More information about the Fellows program, including the list of all Fellows, can be found at http://iacr.org/fellows/.
2 fully funded PhD positions, Xi an Jiaotong-Liverpool University
1. Security mechanisms in Internet of Things
Contact: Xin.Huang (at) xjtlu.edu.cn
2. Wireless localization
Contact: Dawei.Liu (at) xjtlu.edu.cn
The two PhD fundings start from 2015-09, please send your applications as soon as possible.
The candidate should have a first class or upper second class honours degree, or a master’s degree, in Computer Science, Electrical Engineering, or Security.
The student will be awarded a PhD degree from the University of Liverpool (UK) upon successful completion of the program.
The award covers tuition fees for three years (currently equivalent to RMB 80,000 per annum) and provides a monthly stipend of 3500 RMB as a contribution to living expenses.
How to Apply:
Interested applicants are advised to email the following documents to
Doctoralstudies (at) xjtlu.edu.cn (please put the project title and primary supervisor’s name in the subject line).
• Two reference letters
• Personal statement outlining your interest in the position
• IELTS score of above 6.5 or equivalent is required
• Verified school transcripts in both Chinese and English (for international students, only the English version is required)
• Verified certificates of education qualifications in both Chinese and English (for international students, only the English version is required)
Postdoc in Cryptography, University of Luxembourg
The University of Luxembourg is looking for a Postdoc in Cryptography, with a fixed-term contract of 3 years.
You will work on a new project on Fully Homomorphic Encryption (FHE). The goal is to improve existing FHE schemes, and possibly design and implement new ones.
You should have a PhD in cryptography. Experience with FHE is a plus but not a necessity.
We offer a personal work space at the University, a highly competitive salary, and a dynamic and multicultural environment.
To apply: http://emea3.mrted.ly/n139
Please send your application online until May 15th, 2015. Applications will be considered on receipt therefore applying before the deadline is encouraged
Researcher, Bell Labs, Tel Aviv - Israel
Key Job Responsibilities:
Conduct both fundamental as well as applied research that advances the state-of-the-art and deliver innovation.

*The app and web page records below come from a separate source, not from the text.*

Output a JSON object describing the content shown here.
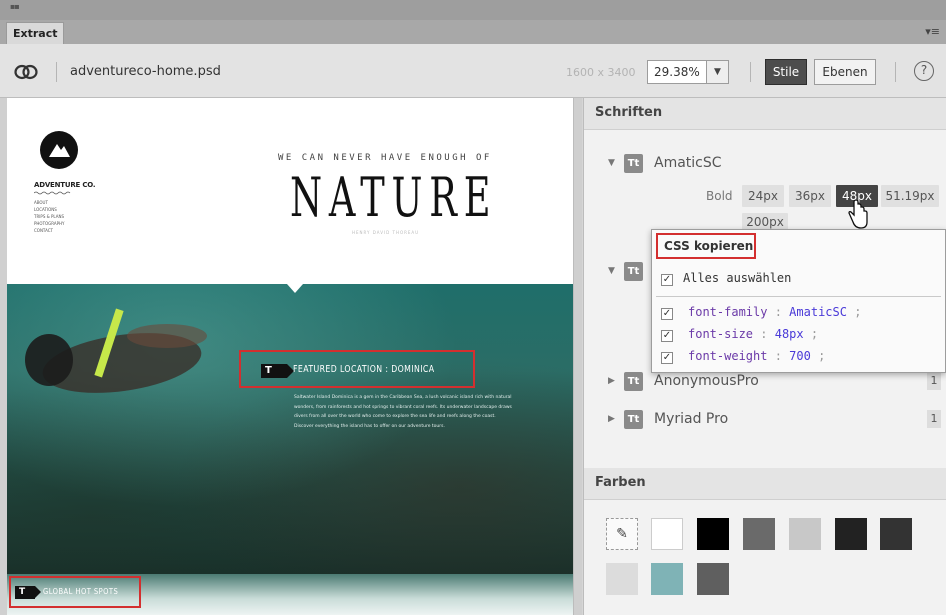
{
  "panel": {
    "tab_title": "Extract"
  },
  "toolbar": {
    "filename": "adventureco-home.psd",
    "dimensions": "1600 x 3400",
    "zoom_value": "29.38%",
    "btn_stile": "Stile",
    "btn_ebenen": "Ebenen",
    "help": "?"
  },
  "doc": {
    "logo_name": "ADVENTURE CO.",
    "nav_items": [
      "ABOUT",
      "LOCATIONS",
      "TRIPS & PLANS",
      "PHOTOGRAPHY",
      "CONTACT"
    ],
    "tagline": "WE CAN NEVER HAVE ENOUGH OF",
    "headline": "NATURE",
    "sub_tagline": "HENRY DAVID THOREAU",
    "featured_badge": "T",
    "featured_text": "FEATURED LOCATION : DOMINICA",
    "body_copy": "Saltwater Island Dominica is a gem in the Caribbean Sea, a lush volcanic island rich with natural wonders, from rainforests and hot springs to vibrant coral reefs. Its underwater landscape draws divers from all over the world who come to explore the sea life and reefs along the coast. Discover everything the island has to offer on our adventure tours.",
    "bottom_badge": "T",
    "bottom_text": "GLOBAL HOT SPOTS"
  },
  "fonts_section": {
    "title": "Schriften",
    "fonts": [
      {
        "name": "AmaticSC",
        "expanded": true
      },
      {
        "name": "",
        "expanded": true
      },
      {
        "name": "AnonymousPro",
        "count": "1"
      },
      {
        "name": "Myriad Pro",
        "count": "1"
      }
    ],
    "weight_label": "Bold",
    "sizes": [
      "24px",
      "36px",
      "48px",
      "51.19px",
      "200px"
    ],
    "active_size": "48px"
  },
  "css_popup": {
    "title": "CSS kopieren",
    "select_all": "Alles auswählen",
    "properties": [
      {
        "key": "font-family",
        "value": "AmaticSC"
      },
      {
        "key": "font-size",
        "value": "48px"
      },
      {
        "key": "font-weight",
        "value": "700"
      }
    ]
  },
  "colors_section": {
    "title": "Farben",
    "swatches": [
      "#ffffff",
      "#000000",
      "#6a6a6a",
      "#c8c8c8",
      "#222222",
      "#333333",
      "#dcdcdc",
      "#7fb3b6",
      "#5f5f5f"
    ]
  }
}
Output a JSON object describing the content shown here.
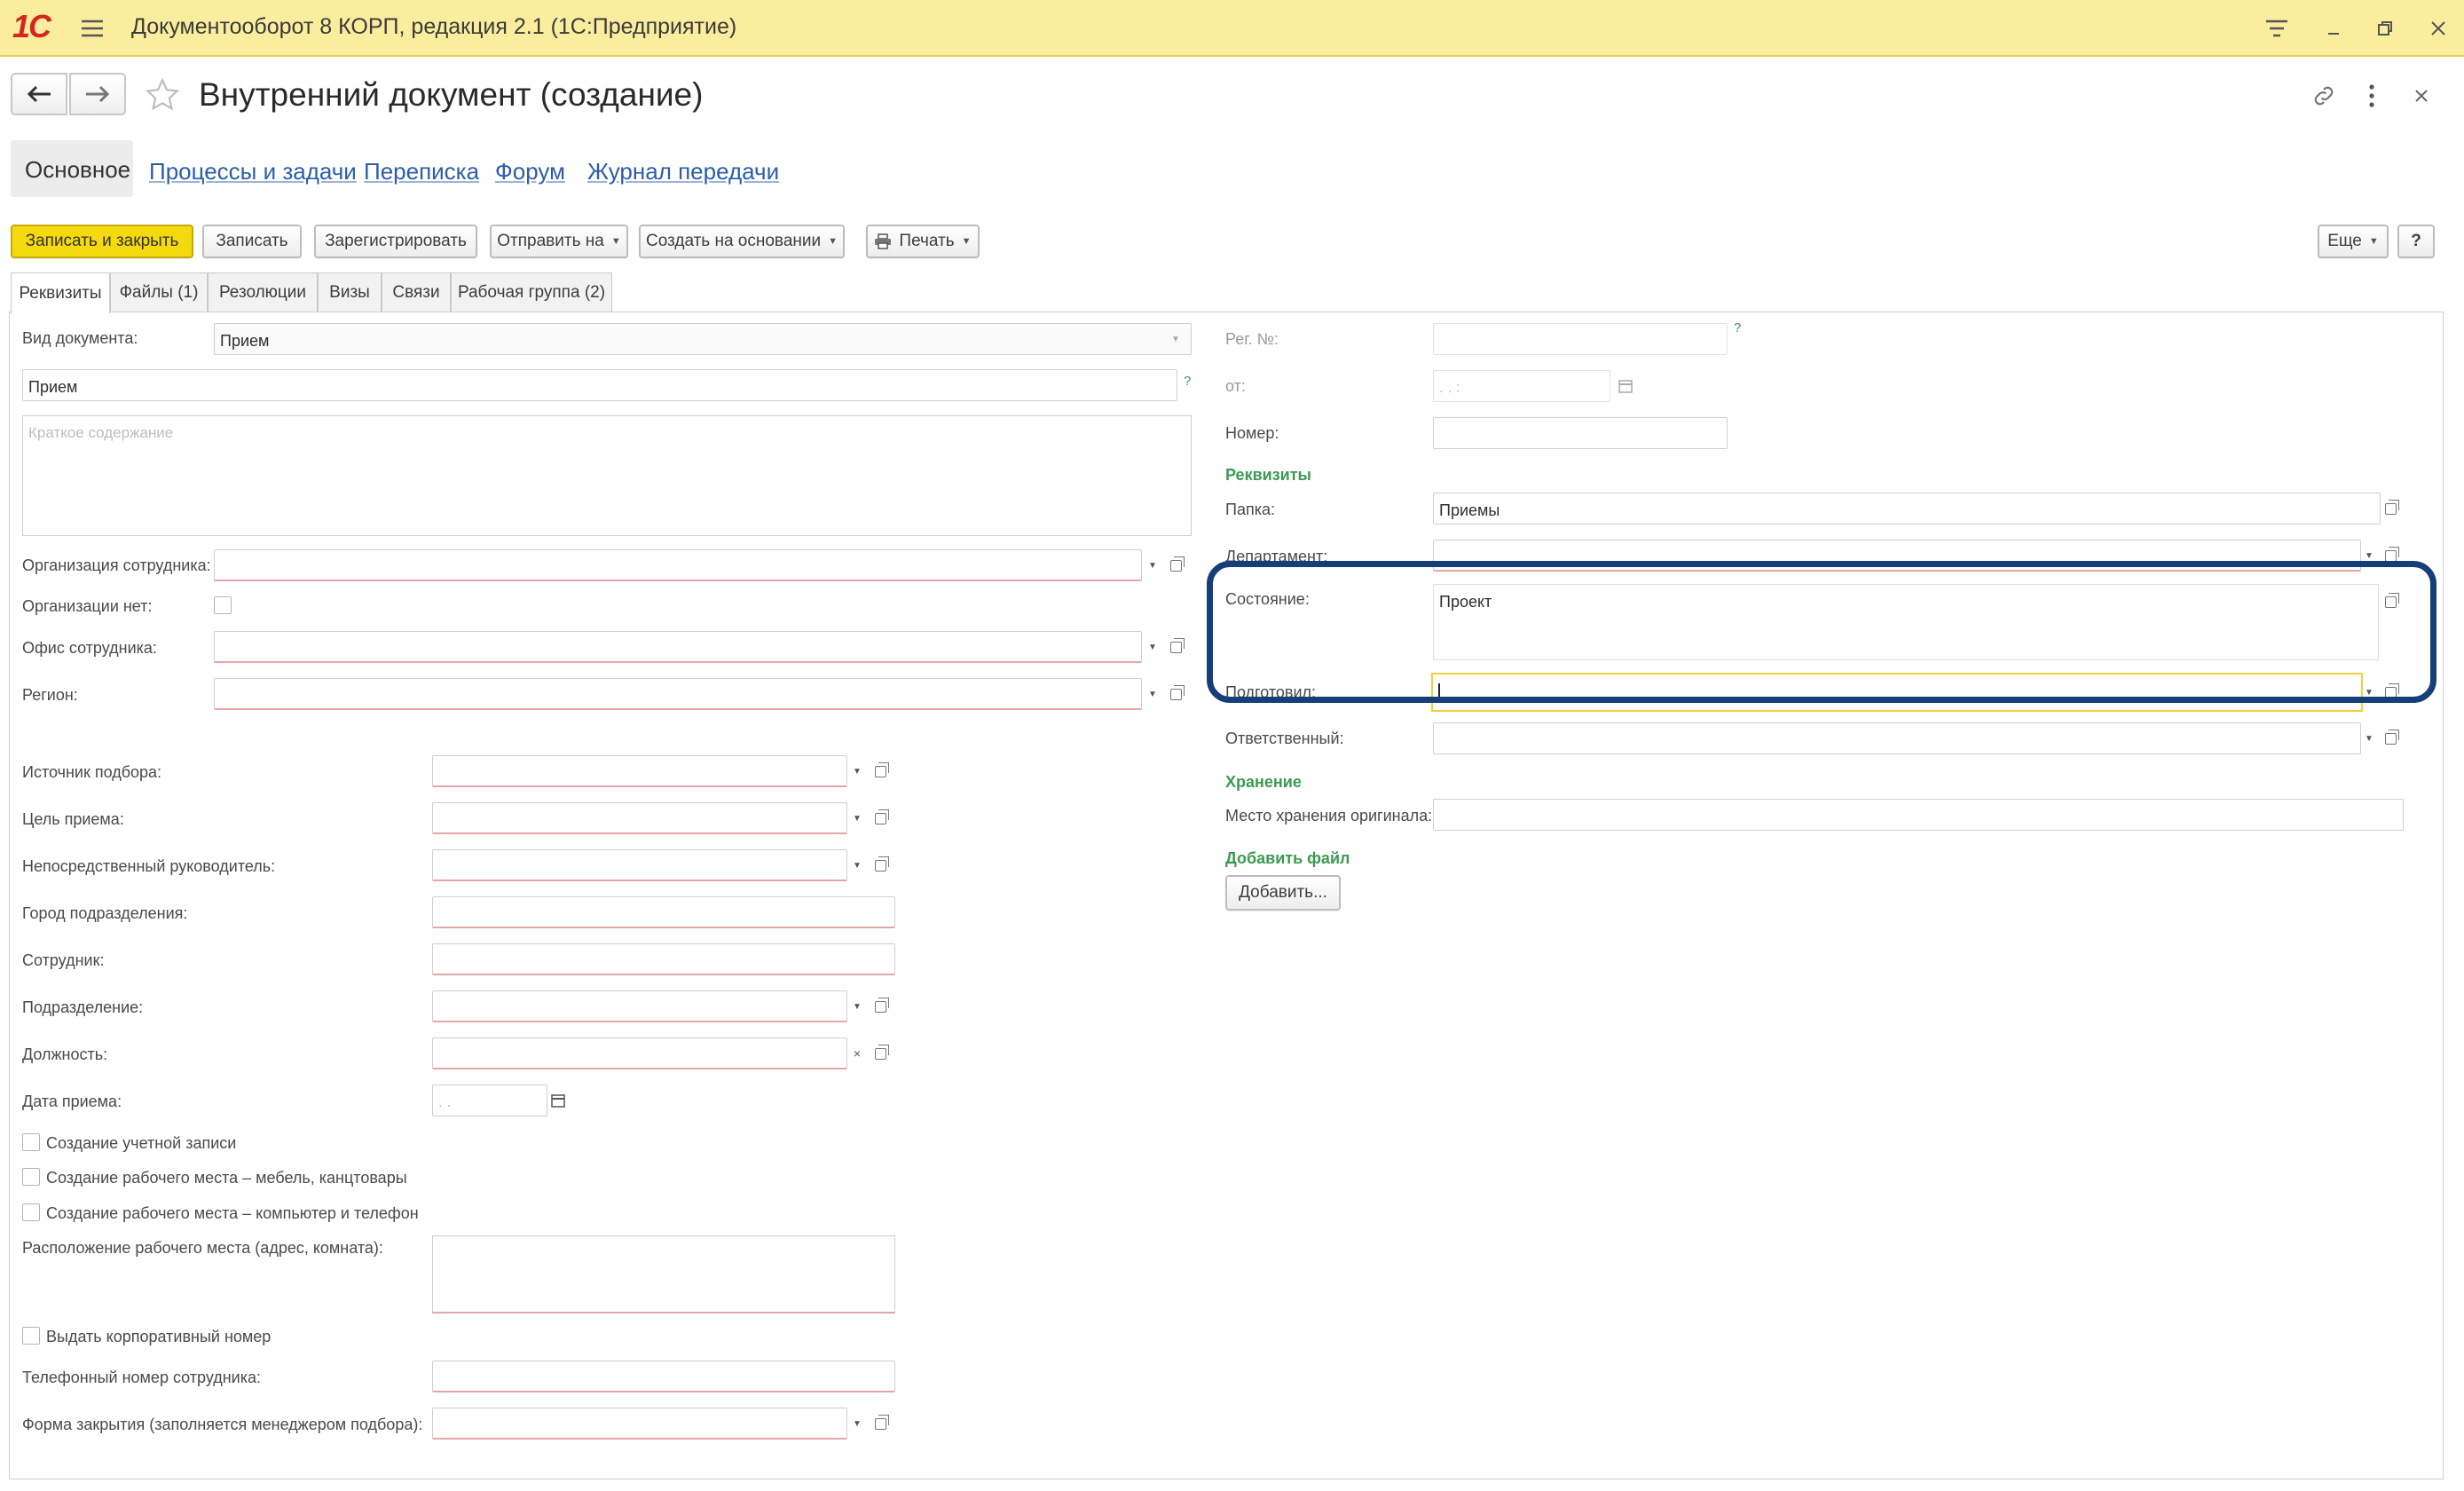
{
  "window": {
    "logo": "1С",
    "title": "Документооборот 8 КОРП, редакция 2.1  (1С:Предприятие)"
  },
  "form": {
    "title": "Внутренний документ (создание)"
  },
  "nav": {
    "main": "Основное",
    "links": [
      "Процессы и задачи",
      "Переписка",
      "Форум",
      "Журнал передачи"
    ]
  },
  "toolbar": {
    "save_close": "Записать и закрыть",
    "save": "Записать",
    "register": "Зарегистрировать",
    "send": "Отправить на",
    "create_based": "Создать на основании",
    "print": "Печать",
    "more": "Еще",
    "help": "?"
  },
  "tabs": [
    "Реквизиты",
    "Файлы (1)",
    "Резолюции",
    "Визы",
    "Связи",
    "Рабочая группа (2)"
  ],
  "left": {
    "doc_type_label": "Вид документа:",
    "doc_type_value": "Прием",
    "name_value": "Прием",
    "summary_placeholder": "Краткое содержание",
    "org_label": "Организация сотрудника:",
    "no_org_label": "Организации нет:",
    "office_label": "Офис сотрудника:",
    "region_label": "Регион:",
    "source_label": "Источник подбора:",
    "goal_label": "Цель приема:",
    "manager_label": "Непосредственный руководитель:",
    "city_label": "Город подразделения:",
    "employee_label": "Сотрудник:",
    "dept_label": "Подразделение:",
    "position_label": "Должность:",
    "hire_date_label": "Дата приема:",
    "hire_date_placeholder": ". .",
    "cb_account": "Создание учетной записи",
    "cb_furniture": "Создание рабочего места – мебель, канцтовары",
    "cb_computer": "Создание рабочего места – компьютер и телефон",
    "workplace_label": "Расположение рабочего места (адрес, комната):",
    "cb_corp_number": "Выдать корпоративный номер",
    "phone_label": "Телефонный номер сотрудника:",
    "closing_form_label": "Форма закрытия (заполняется менеджером подбора):"
  },
  "right": {
    "reg_no_label": "Рег. №:",
    "from_label": "от:",
    "from_placeholder": ". .     :",
    "number_label": "Номер:",
    "section_requisites": "Реквизиты",
    "folder_label": "Папка:",
    "folder_value": "Приемы",
    "department_label": "Департамент:",
    "state_label": "Состояние:",
    "state_value": "Проект",
    "prepared_label": "Подготовил:",
    "responsible_label": "Ответственный:",
    "section_storage": "Хранение",
    "storage_label": "Место хранения оригинала:",
    "section_add_file": "Добавить файл",
    "add_button": "Добавить..."
  },
  "colors": {
    "titlebar": "#fbed9e",
    "primary_button": "#f5d90f",
    "link": "#2c5ea8",
    "section": "#3c9a52",
    "highlight": "#163f7a",
    "required_underline": "#e4a6a6"
  },
  "icons": [
    "1c-logo",
    "menu-icon",
    "filter-icon",
    "minimize-icon",
    "restore-icon",
    "close-icon",
    "back-arrow-icon",
    "forward-arrow-icon",
    "star-icon",
    "link-icon",
    "more-vertical-icon",
    "printer-icon",
    "calendar-icon",
    "open-icon",
    "dropdown-icon",
    "clear-icon"
  ]
}
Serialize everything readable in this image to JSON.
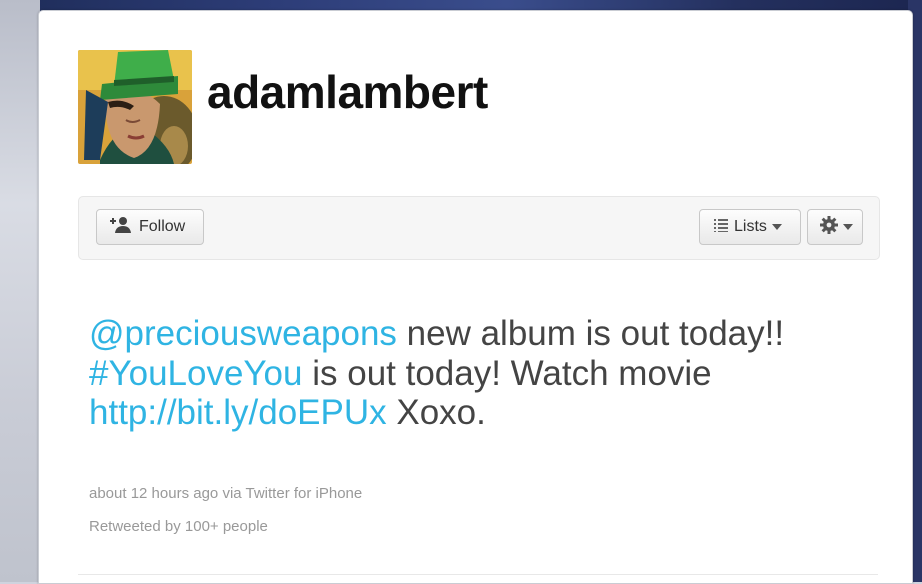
{
  "profile": {
    "username": "adamlambert"
  },
  "actions": {
    "follow_label": "Follow",
    "lists_label": "Lists"
  },
  "icons": {
    "follow": "add-user-icon",
    "lists": "list-icon",
    "settings": "gear-icon",
    "dropdown": "caret-down-icon"
  },
  "tweet": {
    "mention": "@preciousweapons",
    "text1": " new album is out today!! ",
    "hashtag": "#YouLoveYou",
    "text2": " is out today! Watch movie ",
    "url": "http://bit.ly/doEPUx",
    "text3": " Xoxo.",
    "timestamp": "about 12 hours ago via Twitter for iPhone",
    "retweet_info": "Retweeted by 100+ people"
  },
  "colors": {
    "link": "#2fb4e3",
    "text": "#444444",
    "meta": "#999999"
  }
}
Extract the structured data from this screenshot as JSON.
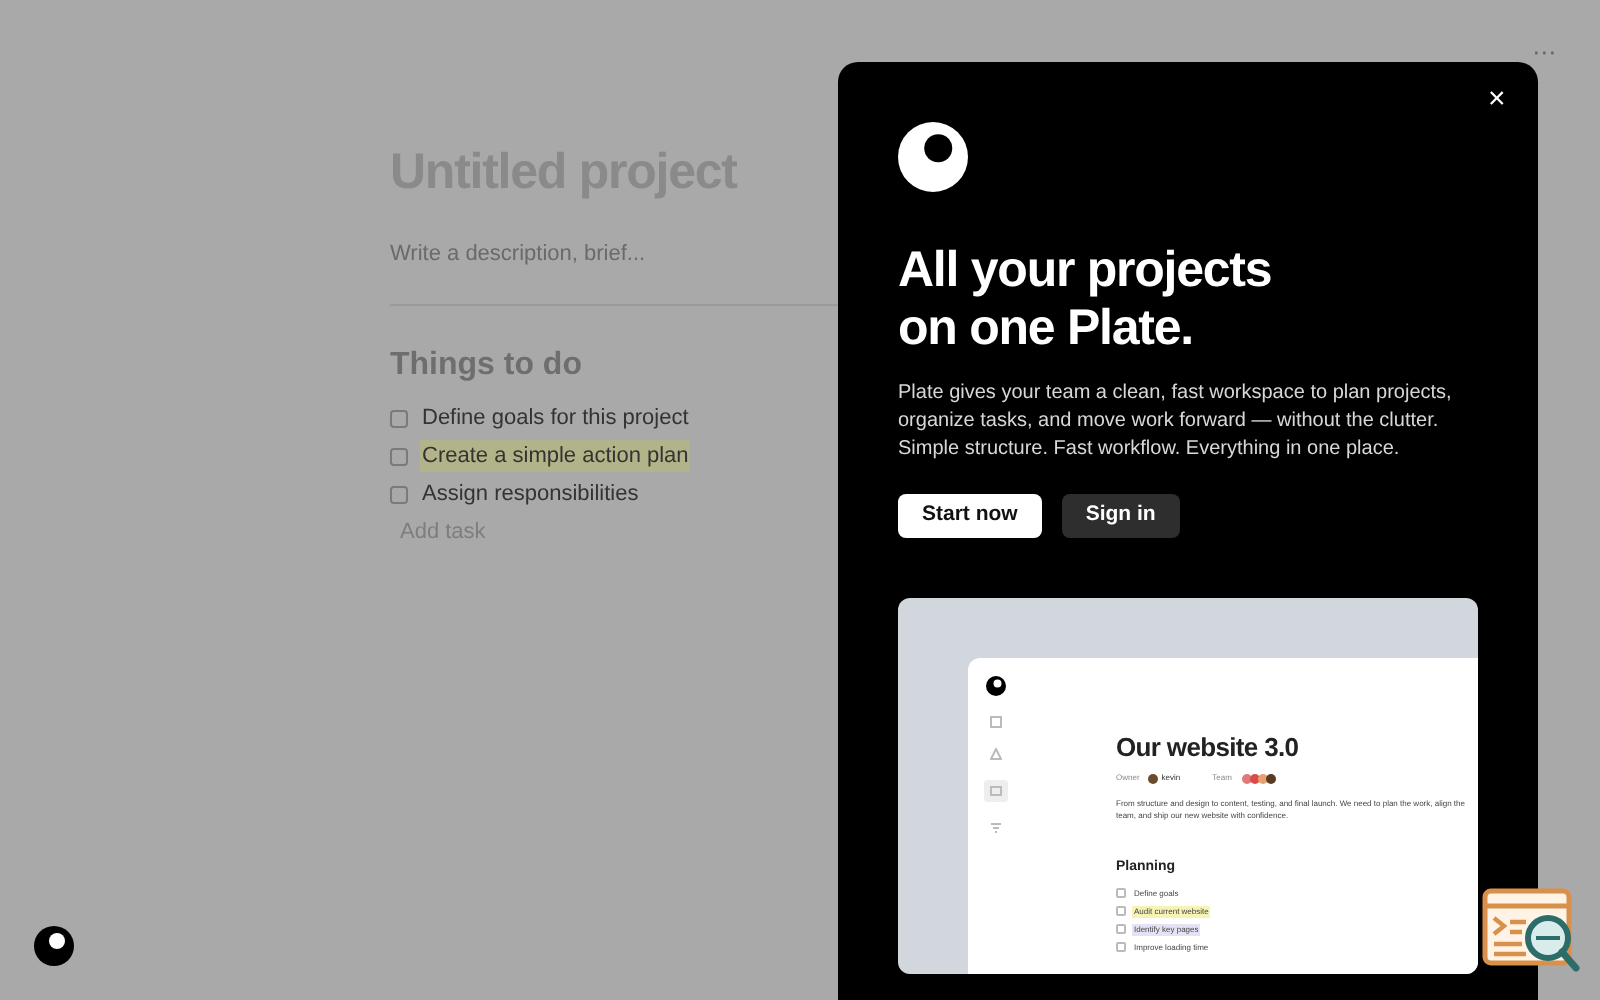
{
  "page": {
    "more": "···",
    "title": "Untitled project",
    "description_placeholder": "Write a description, brief...",
    "section_title": "Things to do",
    "tasks": [
      {
        "label": "Define goals for this project",
        "checked": false,
        "highlighted": false
      },
      {
        "label": "Create a simple action plan",
        "checked": false,
        "highlighted": true
      },
      {
        "label": "Assign responsibilities",
        "checked": false,
        "highlighted": false
      }
    ],
    "add_task": "Add task"
  },
  "modal": {
    "close": "×",
    "headline_lines": [
      "All your projects",
      "on one Plate."
    ],
    "body": "Plate gives your team a clean, fast workspace to plan projects, organize tasks, and move work forward — without the clutter. Simple structure. Fast workflow. Everything in one place.",
    "buttons": [
      {
        "label": "Start now",
        "kind": "primary"
      },
      {
        "label": "Sign in",
        "kind": "secondary"
      }
    ],
    "preview": {
      "title": "Our website 3.0",
      "owner_label": "Owner",
      "owner": "kevin",
      "team_label": "Team",
      "description": "From structure and design to content, testing, and final launch. We need to plan the work, align the team, and ship our new website with confidence.",
      "section": "Planning",
      "tasks": [
        {
          "label": "Define goals",
          "checked": false
        },
        {
          "label": "Audit current website",
          "checked": false,
          "color": "#f6f3b5"
        },
        {
          "label": "Identify key pages",
          "checked": false,
          "color": "#e6e2f6"
        },
        {
          "label": "Improve loading time",
          "checked": false
        }
      ]
    }
  }
}
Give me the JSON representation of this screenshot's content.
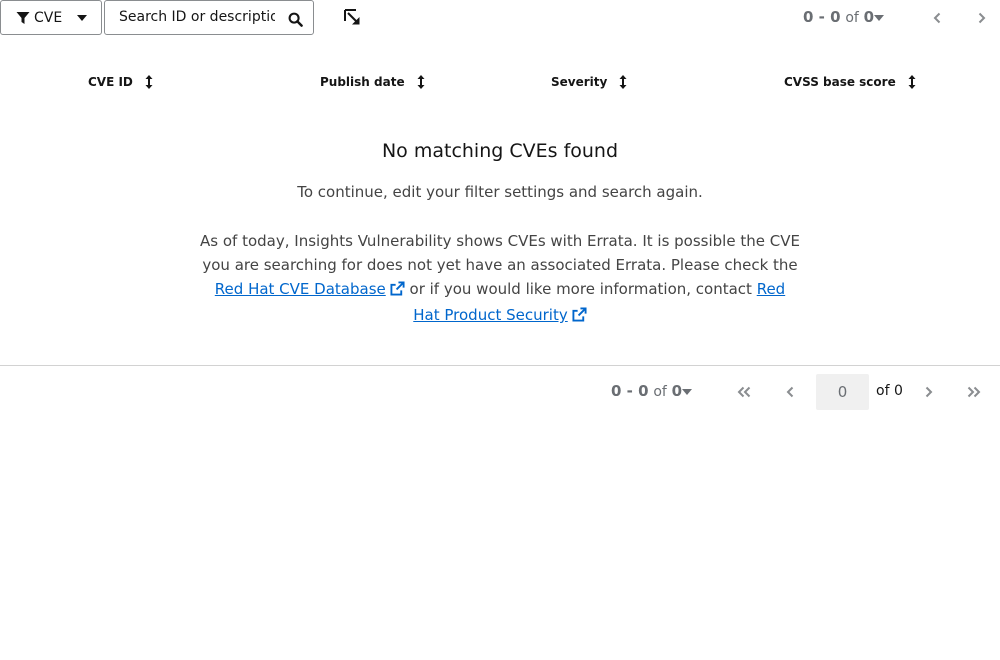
{
  "toolbar": {
    "filter_label": "CVE",
    "search_placeholder": "Search ID or description",
    "top_pagination": {
      "range": "0 - 0",
      "of": "of",
      "total": "0"
    }
  },
  "table": {
    "columns": [
      "CVE ID",
      "Publish date",
      "Severity",
      "CVSS base score"
    ]
  },
  "empty_state": {
    "title": "No matching CVEs found",
    "subtitle": "To continue, edit your filter settings and search again.",
    "body_prefix": "As of today, Insights Vulnerability shows CVEs with Errata. It is possible the CVE you are searching for does not yet have an associated Errata. Please check the ",
    "link_db": "Red Hat CVE Database",
    "body_middle": " or if you would like more information, contact ",
    "link_security": "Red Hat Product Security"
  },
  "bottom_pagination": {
    "range": "0 - 0",
    "of": "of",
    "total": "0",
    "page_value": "0",
    "of_pages": "of 0"
  },
  "colors": {
    "link": "#0066cc",
    "text": "#151515",
    "muted": "#6a6e73",
    "divider": "#d2d2d2"
  }
}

Candidate should have the ability to conduct (and desirably lead) research projects in the area of System-, Cloud-, or Networking- Security, in collaboration with other Bell Labs researchers (on site and overseas) as well as development engineers.
Research areas of interest include (but are not limited to):
- Network security;
- Security of Cloud and large-scale distributed systems;
- Security aspects of Programmable software-defined networks, Network controllers;
- Security of Systems at large.
Education: PhD in Computer Science or Electric Engineering related to security
Skills and Experience:
Proven research ability in the area of Networking-, System- or Cloud- Security. Experience with software development, system architecture, test-beds, simulations, or deployment and integration is strongly desired.
Post-Doc, Bell Labs, Tel Aviv - Israel
A post-doctoral position is immediately available in Bell Labs Israel. The research group is focused on the field of "distributed cloud networking" a new paradigm in which Cloud and SDN are used to virtualized many of the services currently deployed over dedicated hardware. The candidate is expected to conduct research in the area of Cloud, Networking, or System Security, in collaboration with other Bell Labs researchers as well as development engineers. Specific interest fields include, but are not limited to SDN, NFV, or Cloud infrastructure security.
Education: recent PhD in Computer Science or Electric Engineering related to cyber and security
Skills and Experience: Proven research ability in the area of Networking, System, or Cloud, Security. Experience with software or hardware development, system architecture, test-beds, or deployment and integration is strongly desired.